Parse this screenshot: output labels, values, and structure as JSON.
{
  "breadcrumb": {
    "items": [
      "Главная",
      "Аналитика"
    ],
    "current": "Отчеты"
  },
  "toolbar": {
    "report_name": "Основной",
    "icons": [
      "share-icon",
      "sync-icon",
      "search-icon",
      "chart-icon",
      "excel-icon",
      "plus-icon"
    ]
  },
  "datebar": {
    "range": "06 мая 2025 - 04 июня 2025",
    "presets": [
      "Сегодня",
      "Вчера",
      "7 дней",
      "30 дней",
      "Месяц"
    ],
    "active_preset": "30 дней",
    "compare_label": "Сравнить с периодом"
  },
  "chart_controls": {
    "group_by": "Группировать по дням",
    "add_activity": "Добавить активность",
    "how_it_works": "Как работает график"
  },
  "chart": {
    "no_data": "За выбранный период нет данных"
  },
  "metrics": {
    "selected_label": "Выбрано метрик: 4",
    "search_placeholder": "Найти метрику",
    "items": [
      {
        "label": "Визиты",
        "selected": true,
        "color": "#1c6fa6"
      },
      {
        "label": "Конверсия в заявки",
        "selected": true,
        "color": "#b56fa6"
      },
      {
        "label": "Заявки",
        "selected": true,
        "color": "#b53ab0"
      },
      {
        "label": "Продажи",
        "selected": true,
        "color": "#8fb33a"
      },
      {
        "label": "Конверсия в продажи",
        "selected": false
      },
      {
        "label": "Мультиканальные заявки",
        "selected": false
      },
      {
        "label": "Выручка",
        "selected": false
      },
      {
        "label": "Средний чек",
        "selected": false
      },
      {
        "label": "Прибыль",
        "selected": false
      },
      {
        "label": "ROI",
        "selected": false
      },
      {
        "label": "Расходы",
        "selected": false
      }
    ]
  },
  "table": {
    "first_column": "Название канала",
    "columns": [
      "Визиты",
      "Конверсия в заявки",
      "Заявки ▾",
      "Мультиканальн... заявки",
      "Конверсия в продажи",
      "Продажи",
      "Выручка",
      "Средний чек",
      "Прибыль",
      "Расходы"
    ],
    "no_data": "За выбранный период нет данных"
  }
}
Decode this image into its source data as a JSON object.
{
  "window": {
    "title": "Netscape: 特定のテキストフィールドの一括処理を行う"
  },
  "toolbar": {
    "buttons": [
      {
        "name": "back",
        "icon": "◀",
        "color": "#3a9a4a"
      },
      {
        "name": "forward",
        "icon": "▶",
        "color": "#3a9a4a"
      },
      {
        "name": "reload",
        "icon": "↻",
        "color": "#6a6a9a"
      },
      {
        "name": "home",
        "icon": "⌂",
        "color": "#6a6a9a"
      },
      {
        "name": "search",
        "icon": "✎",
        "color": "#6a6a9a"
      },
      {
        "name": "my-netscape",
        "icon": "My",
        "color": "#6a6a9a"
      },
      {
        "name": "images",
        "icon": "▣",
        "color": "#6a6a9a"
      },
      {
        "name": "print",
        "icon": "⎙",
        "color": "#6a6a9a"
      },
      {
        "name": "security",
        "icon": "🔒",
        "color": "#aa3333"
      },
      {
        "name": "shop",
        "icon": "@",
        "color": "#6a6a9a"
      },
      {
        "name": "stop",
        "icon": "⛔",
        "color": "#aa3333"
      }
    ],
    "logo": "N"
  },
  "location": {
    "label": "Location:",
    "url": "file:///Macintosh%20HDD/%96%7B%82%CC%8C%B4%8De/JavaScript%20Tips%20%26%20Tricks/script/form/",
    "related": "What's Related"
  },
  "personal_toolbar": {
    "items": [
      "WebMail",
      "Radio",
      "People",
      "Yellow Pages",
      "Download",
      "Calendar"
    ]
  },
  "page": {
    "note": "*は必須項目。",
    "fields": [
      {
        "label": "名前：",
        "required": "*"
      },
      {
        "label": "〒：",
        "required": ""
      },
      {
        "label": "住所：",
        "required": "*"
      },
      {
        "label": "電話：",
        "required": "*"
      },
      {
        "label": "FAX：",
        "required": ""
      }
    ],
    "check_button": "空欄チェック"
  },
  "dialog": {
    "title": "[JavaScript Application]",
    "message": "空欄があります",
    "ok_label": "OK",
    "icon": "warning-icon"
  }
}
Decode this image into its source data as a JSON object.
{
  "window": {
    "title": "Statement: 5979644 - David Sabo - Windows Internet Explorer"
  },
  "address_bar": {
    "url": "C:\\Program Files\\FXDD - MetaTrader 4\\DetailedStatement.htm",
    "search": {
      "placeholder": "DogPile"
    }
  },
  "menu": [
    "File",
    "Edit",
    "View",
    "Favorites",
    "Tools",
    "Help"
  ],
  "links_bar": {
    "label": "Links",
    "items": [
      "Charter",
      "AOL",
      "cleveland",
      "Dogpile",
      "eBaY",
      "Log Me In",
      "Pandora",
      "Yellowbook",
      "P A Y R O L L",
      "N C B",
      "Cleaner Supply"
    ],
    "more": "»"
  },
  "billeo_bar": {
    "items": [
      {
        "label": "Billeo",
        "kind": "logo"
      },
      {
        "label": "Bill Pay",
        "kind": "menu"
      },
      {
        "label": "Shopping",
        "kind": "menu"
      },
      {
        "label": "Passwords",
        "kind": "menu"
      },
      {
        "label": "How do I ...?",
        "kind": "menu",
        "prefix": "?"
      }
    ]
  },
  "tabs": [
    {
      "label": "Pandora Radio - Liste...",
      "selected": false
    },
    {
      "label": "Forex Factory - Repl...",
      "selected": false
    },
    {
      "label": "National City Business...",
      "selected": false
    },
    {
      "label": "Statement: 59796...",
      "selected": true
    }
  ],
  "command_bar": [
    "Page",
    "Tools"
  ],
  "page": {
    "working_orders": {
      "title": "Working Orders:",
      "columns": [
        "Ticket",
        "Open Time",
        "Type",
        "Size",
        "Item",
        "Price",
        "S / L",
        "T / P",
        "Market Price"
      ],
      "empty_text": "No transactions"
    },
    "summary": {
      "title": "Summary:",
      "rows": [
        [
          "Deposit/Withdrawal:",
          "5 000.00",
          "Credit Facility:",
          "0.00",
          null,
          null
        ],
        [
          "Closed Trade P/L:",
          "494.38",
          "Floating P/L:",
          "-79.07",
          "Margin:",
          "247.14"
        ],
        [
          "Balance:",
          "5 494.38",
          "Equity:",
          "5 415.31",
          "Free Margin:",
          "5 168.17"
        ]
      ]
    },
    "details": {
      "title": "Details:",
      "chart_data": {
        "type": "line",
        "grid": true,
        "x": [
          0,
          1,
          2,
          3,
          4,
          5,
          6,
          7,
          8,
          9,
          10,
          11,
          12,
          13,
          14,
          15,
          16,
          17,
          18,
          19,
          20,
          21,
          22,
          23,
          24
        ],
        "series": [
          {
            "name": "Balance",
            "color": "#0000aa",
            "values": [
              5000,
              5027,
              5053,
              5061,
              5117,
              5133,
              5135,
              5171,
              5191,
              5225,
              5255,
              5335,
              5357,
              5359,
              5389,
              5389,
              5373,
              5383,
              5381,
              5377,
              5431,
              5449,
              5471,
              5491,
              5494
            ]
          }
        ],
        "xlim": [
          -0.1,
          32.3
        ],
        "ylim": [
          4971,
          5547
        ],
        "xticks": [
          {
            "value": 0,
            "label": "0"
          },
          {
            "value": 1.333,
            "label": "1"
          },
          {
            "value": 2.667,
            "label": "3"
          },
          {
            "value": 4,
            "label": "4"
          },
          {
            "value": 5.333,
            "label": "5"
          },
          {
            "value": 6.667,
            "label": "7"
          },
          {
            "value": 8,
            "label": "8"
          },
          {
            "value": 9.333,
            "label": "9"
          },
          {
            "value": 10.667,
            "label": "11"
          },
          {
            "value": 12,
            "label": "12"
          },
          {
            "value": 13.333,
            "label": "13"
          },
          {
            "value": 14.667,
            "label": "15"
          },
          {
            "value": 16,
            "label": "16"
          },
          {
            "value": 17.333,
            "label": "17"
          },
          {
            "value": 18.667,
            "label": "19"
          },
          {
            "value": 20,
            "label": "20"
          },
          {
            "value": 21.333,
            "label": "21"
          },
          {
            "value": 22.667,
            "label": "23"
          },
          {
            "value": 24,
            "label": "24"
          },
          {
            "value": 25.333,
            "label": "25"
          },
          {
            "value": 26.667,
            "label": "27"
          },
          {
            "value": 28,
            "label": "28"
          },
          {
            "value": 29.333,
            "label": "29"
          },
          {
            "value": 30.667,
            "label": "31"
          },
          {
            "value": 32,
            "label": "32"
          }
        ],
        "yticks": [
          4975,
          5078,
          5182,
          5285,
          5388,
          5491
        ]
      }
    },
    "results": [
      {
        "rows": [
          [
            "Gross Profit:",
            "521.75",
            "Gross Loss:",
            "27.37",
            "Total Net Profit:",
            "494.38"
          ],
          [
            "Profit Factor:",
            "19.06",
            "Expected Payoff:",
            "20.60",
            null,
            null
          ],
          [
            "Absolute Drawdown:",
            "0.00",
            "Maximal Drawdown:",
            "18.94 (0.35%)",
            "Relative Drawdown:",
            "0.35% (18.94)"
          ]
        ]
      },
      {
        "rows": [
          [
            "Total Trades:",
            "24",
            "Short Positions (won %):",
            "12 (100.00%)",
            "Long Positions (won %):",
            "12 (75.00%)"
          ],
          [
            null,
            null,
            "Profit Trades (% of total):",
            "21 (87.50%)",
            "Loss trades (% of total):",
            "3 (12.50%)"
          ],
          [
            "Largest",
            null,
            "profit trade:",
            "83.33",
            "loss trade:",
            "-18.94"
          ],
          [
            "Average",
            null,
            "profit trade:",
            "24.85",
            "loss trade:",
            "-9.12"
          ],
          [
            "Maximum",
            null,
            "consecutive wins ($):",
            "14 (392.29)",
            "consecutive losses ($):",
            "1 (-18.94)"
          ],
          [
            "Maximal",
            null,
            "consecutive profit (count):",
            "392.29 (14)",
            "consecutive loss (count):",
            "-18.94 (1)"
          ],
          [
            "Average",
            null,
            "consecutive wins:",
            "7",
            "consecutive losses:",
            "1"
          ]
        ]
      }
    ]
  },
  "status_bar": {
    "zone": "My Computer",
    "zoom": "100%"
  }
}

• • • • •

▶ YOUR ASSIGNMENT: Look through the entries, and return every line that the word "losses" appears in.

▶ OUTPUT FOR THIS EXERCISE:
            "consecutive losses ($):",
            "consecutive losses:",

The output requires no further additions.